What is a trend? A trend indicates a trend in the process average. A trend is a sequence of 7 or more points continuously increasing or continuously decreasing.
Not trends.
The computer tells us that the p value is significant, but the regression analysis is not appropriate.
This shows that there are two individual processes.
Trap 3: Unneccessary obession with the normal distribution. Other common distributions include the binomial (I used that one once!). If 51 people flipped a coin 50 times, the average number of heads would be 25. However, the individual numbers would range between 14 and 36, a 2.5 fold difference. But looking for outliers is not appropriate, because everyone had the same process and looking at outliers does not change this fact.
Before you test something for normal distribution and do an ANOVA, you should plot the points first.
Trap 4: Inappropriate calculation of the standard deviation and "sigma" limits. If you do look for outliers, try using 3 standard deviations instead of 2. If you use 2, there is a 92.7% change that at least one of the 51 coin flippers would be treated as a special cause when in fact he was a common cause, just by accident. Using 3 standard deviations changes that to 14.2% chance that only one person would be mistakenly identified as a special cause. Try using a moving range, or even better, a median moving range, which is more robust to "shifts" and special cases. The median moving range tells us how far apart any two consequetive points need to be before declaring a special cause. The equation is 3.865 x (median moving range).
Something happens at point 16 and 24.
Trap 5: Misleading special cause signals on a control chart Before you start finding special cases everywhere, check out if the process has changed. If the process has changed, then the process average has also changed, so the old control limits are no longer valid at the new process levels.
You think something special happens at point 16, 18, 23, 24, 28 and 29. But actually, the process changed at 16 and 24, and you should figure out why that happened.
Trap 6: Choosing arbitrary cutoffs for "above" average and "below" average Thi is a health system ranking system, in which hospitals are ranked by if people would definitely recommend, probably recommend, probably not recommend, and definitely not recomment the hospital to their friends. It is zeroed in a the probably nots and definitely nots.
When combined, the probably and definitely yeses make up 92.6% of the responses. No systems are above the average, but 12 and 17 are close. 7.3% of people are grumblers, ie, they would probably or definitely not recommend the hospital, and no one falls below average, although 1, 4,13,17 are the least of the least satisfied.
Trap 7: Improving processes through the use of arbitrary numerical goals and standards It seems like region 1 is doing the best, but it is not correct to say that it is completely due to the methods of the region. After all, region 1 seems "predestined" to meet the goal, but it is because of its inherent properties, management, workers, or pure luck? Why not analyze each work unit within each region?
For region 1, even though all of them meet the goal, two are below the what is statistically expected. Region 2, the worst region, has two units that are doing statistically better than expected. Region 3 has a zero gap between the goal and its average -- should everyone get a prize?
Trap 8: Using statistical technqiues on "rolling" or "moving" averages -- a lurking trap The first graph shows the raw data. The second shows a rolling average of 4 or "four quarter rolling average", meaning that every 4 observations is averaged. The second shows a twelve month rolling average, and the last is a 52 week rolling average.
The heavier the rolling, the more dramatic the appearance of "increaes" or "decreases".
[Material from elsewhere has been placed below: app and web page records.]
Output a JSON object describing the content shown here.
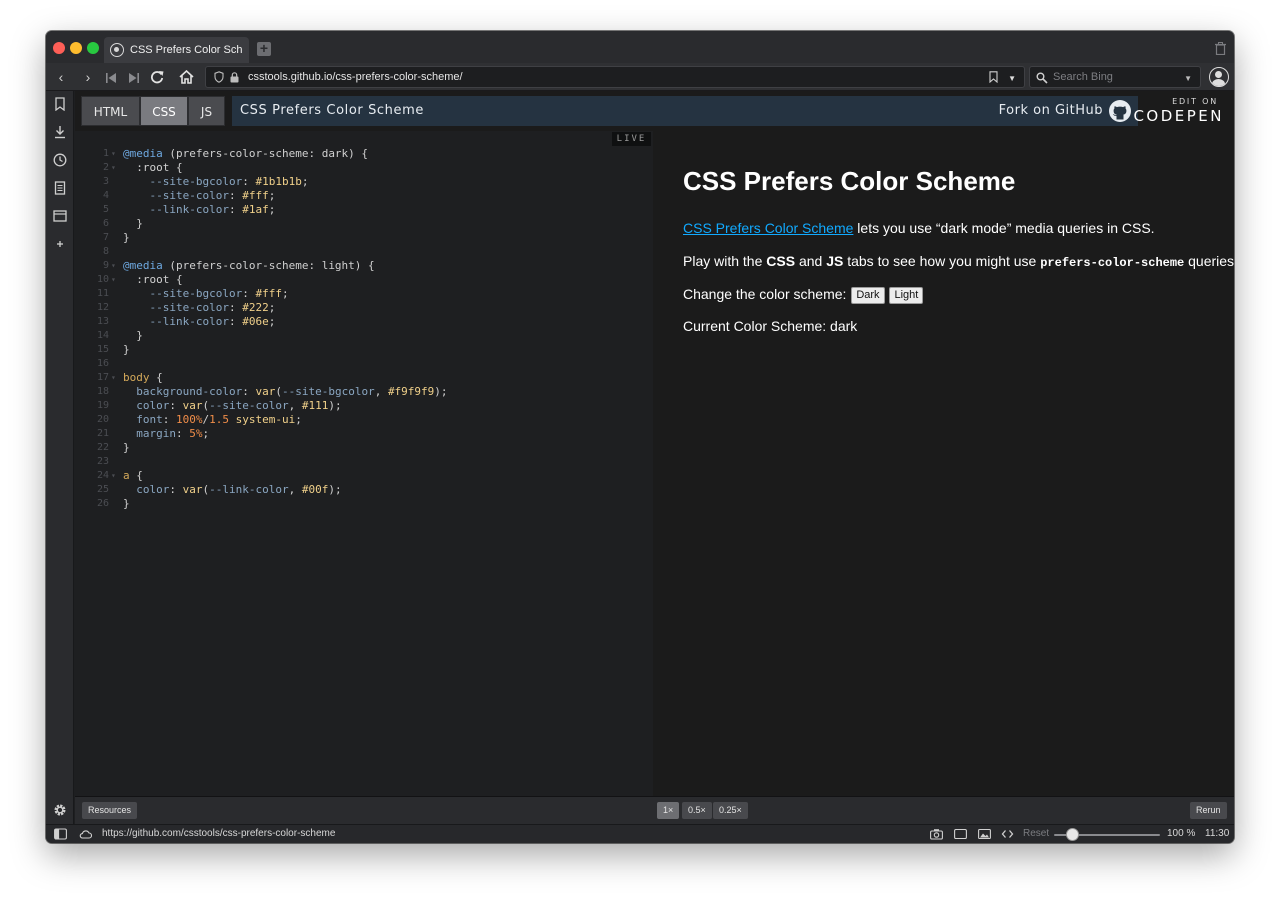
{
  "browser": {
    "tab_title": "CSS Prefers Color Scheme",
    "url": "csstools.github.io/css-prefers-color-scheme/",
    "search_placeholder": "Search Bing"
  },
  "codepen": {
    "tabs": [
      {
        "label": "HTML",
        "active": false
      },
      {
        "label": "CSS",
        "active": true
      },
      {
        "label": "JS",
        "active": false
      }
    ],
    "title": "CSS Prefers Color Scheme",
    "fork_label": "Fork on GitHub",
    "edit_on_label": "EDIT ON",
    "logo_text": "CODEPEN",
    "live_label": "LIVE"
  },
  "editor": {
    "lines": [
      {
        "n": "1",
        "fold": true,
        "tokens": [
          [
            "at",
            "@media"
          ],
          [
            "p",
            " (prefers-color-scheme: dark) {"
          ]
        ]
      },
      {
        "n": "2",
        "fold": true,
        "tokens": [
          [
            "p",
            "  :root {"
          ]
        ]
      },
      {
        "n": "3",
        "fold": false,
        "tokens": [
          [
            "prop",
            "    --site-bgcolor"
          ],
          [
            "p",
            ": "
          ],
          [
            "val",
            "#1b1b1b"
          ],
          [
            "p",
            ";"
          ]
        ]
      },
      {
        "n": "4",
        "fold": false,
        "tokens": [
          [
            "prop",
            "    --site-color"
          ],
          [
            "p",
            ": "
          ],
          [
            "val",
            "#fff"
          ],
          [
            "p",
            ";"
          ]
        ]
      },
      {
        "n": "5",
        "fold": false,
        "tokens": [
          [
            "prop",
            "    --link-color"
          ],
          [
            "p",
            ": "
          ],
          [
            "val",
            "#1af"
          ],
          [
            "p",
            ";"
          ]
        ]
      },
      {
        "n": "6",
        "fold": false,
        "tokens": [
          [
            "p",
            "  }"
          ]
        ]
      },
      {
        "n": "7",
        "fold": false,
        "tokens": [
          [
            "p",
            "}"
          ]
        ]
      },
      {
        "n": "8",
        "fold": false,
        "tokens": [
          [
            "p",
            ""
          ]
        ]
      },
      {
        "n": "9",
        "fold": true,
        "tokens": [
          [
            "at",
            "@media"
          ],
          [
            "p",
            " (prefers-color-scheme: light) {"
          ]
        ]
      },
      {
        "n": "10",
        "fold": true,
        "tokens": [
          [
            "p",
            "  :root {"
          ]
        ]
      },
      {
        "n": "11",
        "fold": false,
        "tokens": [
          [
            "prop",
            "    --site-bgcolor"
          ],
          [
            "p",
            ": "
          ],
          [
            "val",
            "#fff"
          ],
          [
            "p",
            ";"
          ]
        ]
      },
      {
        "n": "12",
        "fold": false,
        "tokens": [
          [
            "prop",
            "    --site-color"
          ],
          [
            "p",
            ": "
          ],
          [
            "val",
            "#222"
          ],
          [
            "p",
            ";"
          ]
        ]
      },
      {
        "n": "13",
        "fold": false,
        "tokens": [
          [
            "prop",
            "    --link-color"
          ],
          [
            "p",
            ": "
          ],
          [
            "val",
            "#06e"
          ],
          [
            "p",
            ";"
          ]
        ]
      },
      {
        "n": "14",
        "fold": false,
        "tokens": [
          [
            "p",
            "  }"
          ]
        ]
      },
      {
        "n": "15",
        "fold": false,
        "tokens": [
          [
            "p",
            "}"
          ]
        ]
      },
      {
        "n": "16",
        "fold": false,
        "tokens": [
          [
            "p",
            ""
          ]
        ]
      },
      {
        "n": "17",
        "fold": true,
        "tokens": [
          [
            "sel",
            "body"
          ],
          [
            "p",
            " {"
          ]
        ]
      },
      {
        "n": "18",
        "fold": false,
        "tokens": [
          [
            "prop",
            "  background-color"
          ],
          [
            "p",
            ": "
          ],
          [
            "fn",
            "var"
          ],
          [
            "p",
            "("
          ],
          [
            "prop",
            "--site-bgcolor"
          ],
          [
            "p",
            ", "
          ],
          [
            "val",
            "#f9f9f9"
          ],
          [
            "p",
            ");"
          ]
        ]
      },
      {
        "n": "19",
        "fold": false,
        "tokens": [
          [
            "prop",
            "  color"
          ],
          [
            "p",
            ": "
          ],
          [
            "fn",
            "var"
          ],
          [
            "p",
            "("
          ],
          [
            "prop",
            "--site-color"
          ],
          [
            "p",
            ", "
          ],
          [
            "val",
            "#111"
          ],
          [
            "p",
            ");"
          ]
        ]
      },
      {
        "n": "20",
        "fold": false,
        "tokens": [
          [
            "prop",
            "  font"
          ],
          [
            "p",
            ": "
          ],
          [
            "num",
            "100%"
          ],
          [
            "p",
            "/"
          ],
          [
            "num",
            "1.5"
          ],
          [
            "p",
            " "
          ],
          [
            "val",
            "system-ui"
          ],
          [
            "p",
            ";"
          ]
        ]
      },
      {
        "n": "21",
        "fold": false,
        "tokens": [
          [
            "prop",
            "  margin"
          ],
          [
            "p",
            ": "
          ],
          [
            "num",
            "5%"
          ],
          [
            "p",
            ";"
          ]
        ]
      },
      {
        "n": "22",
        "fold": false,
        "tokens": [
          [
            "p",
            "}"
          ]
        ]
      },
      {
        "n": "23",
        "fold": false,
        "tokens": [
          [
            "p",
            ""
          ]
        ]
      },
      {
        "n": "24",
        "fold": true,
        "tokens": [
          [
            "sel",
            "a"
          ],
          [
            "p",
            " {"
          ]
        ]
      },
      {
        "n": "25",
        "fold": false,
        "tokens": [
          [
            "prop",
            "  color"
          ],
          [
            "p",
            ": "
          ],
          [
            "fn",
            "var"
          ],
          [
            "p",
            "("
          ],
          [
            "prop",
            "--link-color"
          ],
          [
            "p",
            ", "
          ],
          [
            "val",
            "#00f"
          ],
          [
            "p",
            ");"
          ]
        ]
      },
      {
        "n": "26",
        "fold": false,
        "tokens": [
          [
            "p",
            "}"
          ]
        ]
      }
    ],
    "token_colors": {
      "at": "#6ea8e0",
      "p": "#d0d0d0",
      "prop": "#8aa6c1",
      "val": "#f0d08a",
      "sel": "#d4a95a",
      "fn": "#f0d08a",
      "num": "#f08d49"
    }
  },
  "preview": {
    "heading": "CSS Prefers Color Scheme",
    "p1_link": "CSS Prefers Color Scheme",
    "p1_rest": " lets you use “dark mode” media queries in CSS.",
    "p2_a": "Play with the ",
    "p2_css": "CSS",
    "p2_b": " and ",
    "p2_js": "JS",
    "p2_c": " tabs to see how you might use ",
    "p2_code": "prefers-color-scheme",
    "p2_d": " queries.",
    "p3_label": "Change the color scheme:",
    "btn_dark": "Dark",
    "btn_light": "Light",
    "p4": "Current Color Scheme: dark"
  },
  "footer": {
    "resources_label": "Resources",
    "zoom_options": [
      {
        "label": "1×",
        "active": true
      },
      {
        "label": "0.5×",
        "active": false
      },
      {
        "label": "0.25×",
        "active": false
      }
    ],
    "rerun_label": "Rerun"
  },
  "statusbar": {
    "link_url": "https://github.com/csstools/css-prefers-color-scheme",
    "reset_label": "Reset",
    "zoom_percent": "100 %",
    "zoom_value": 100,
    "clock": "11:30"
  }
}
James Spader likes statistical process control!

"Statistical process control: separating signal from noise in emergency department operations"
it's Keith at the first dinner
Final take away message
Final take away message

James Spader likes thing!

it's Keith at the first dinner
Final take away message